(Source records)
_____
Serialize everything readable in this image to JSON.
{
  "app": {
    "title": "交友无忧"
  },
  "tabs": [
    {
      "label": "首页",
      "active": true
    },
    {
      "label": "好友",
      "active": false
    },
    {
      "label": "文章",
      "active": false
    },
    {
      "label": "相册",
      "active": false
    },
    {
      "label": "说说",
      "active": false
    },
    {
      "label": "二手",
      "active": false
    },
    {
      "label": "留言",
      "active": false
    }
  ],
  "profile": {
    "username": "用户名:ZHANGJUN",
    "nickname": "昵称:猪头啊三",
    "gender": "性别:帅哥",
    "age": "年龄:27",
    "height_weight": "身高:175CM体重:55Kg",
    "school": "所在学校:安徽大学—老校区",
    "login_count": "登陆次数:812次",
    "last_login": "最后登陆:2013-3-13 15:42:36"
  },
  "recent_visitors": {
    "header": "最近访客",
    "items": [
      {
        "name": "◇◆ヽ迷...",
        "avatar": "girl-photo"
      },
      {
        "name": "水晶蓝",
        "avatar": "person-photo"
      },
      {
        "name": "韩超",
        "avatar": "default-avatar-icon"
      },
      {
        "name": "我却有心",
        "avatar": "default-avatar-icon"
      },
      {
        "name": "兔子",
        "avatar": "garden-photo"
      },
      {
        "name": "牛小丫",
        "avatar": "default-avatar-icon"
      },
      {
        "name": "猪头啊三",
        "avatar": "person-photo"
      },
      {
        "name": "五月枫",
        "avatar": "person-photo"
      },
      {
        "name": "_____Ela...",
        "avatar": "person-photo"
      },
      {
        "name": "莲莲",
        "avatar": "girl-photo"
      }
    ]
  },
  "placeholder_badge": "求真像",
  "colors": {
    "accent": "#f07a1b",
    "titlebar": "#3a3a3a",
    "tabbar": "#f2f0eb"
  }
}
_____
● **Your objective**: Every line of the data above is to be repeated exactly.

● **Result of this task**:
Serialize everything readable in this image to JSON.
{
  "app": {
    "title": "交友无忧"
  },
  "tabs": [
    {
      "label": "首页",
      "active": true
    },
    {
      "label": "好友",
      "active": false
    },
    {
      "label": "文章",
      "active": false
    },
    {
      "label": "相册",
      "active": false
    },
    {
      "label": "说说",
      "active": false
    },
    {
      "label": "二手",
      "active": false
    },
    {
      "label": "留言",
      "active": false
    }
  ],
  "profile": {
    "username": "用户名:ZHANGJUN",
    "nickname": "昵称:猪头啊三",
    "gender": "性别:帅哥",
    "age": "年龄:27",
    "height_weight": "身高:175CM体重:55Kg",
    "school": "所在学校:安徽大学—老校区",
    "login_count": "登陆次数:812次",
    "last_login": "最后登陆:2013-3-13 15:42:36"
  },
  "recent_visitors": {
    "header": "最近访客",
    "items": [
      {
        "name": "◇◆ヽ迷...",
        "avatar": "girl-photo"
      },
      {
        "name": "水晶蓝",
        "avatar": "person-photo"
      },
      {
        "name": "韩超",
        "avatar": "default-avatar-icon"
      },
      {
        "name": "我却有心",
        "avatar": "default-avatar-icon"
      },
      {
        "name": "兔子",
        "avatar": "garden-photo"
      },
      {
        "name": "牛小丫",
        "avatar": "default-avatar-icon"
      },
      {
        "name": "猪头啊三",
        "avatar": "person-photo"
      },
      {
        "name": "五月枫",
        "avatar": "person-photo"
      },
      {
        "name": "_____Ela...",
        "avatar": "person-photo"
      },
      {
        "name": "莲莲",
        "avatar": "girl-photo"
      }
    ]
  },
  "placeholder_badge": "求真像",
  "colors": {
    "accent": "#f07a1b",
    "titlebar": "#3a3a3a",
    "tabbar": "#f2f0eb"
  }
}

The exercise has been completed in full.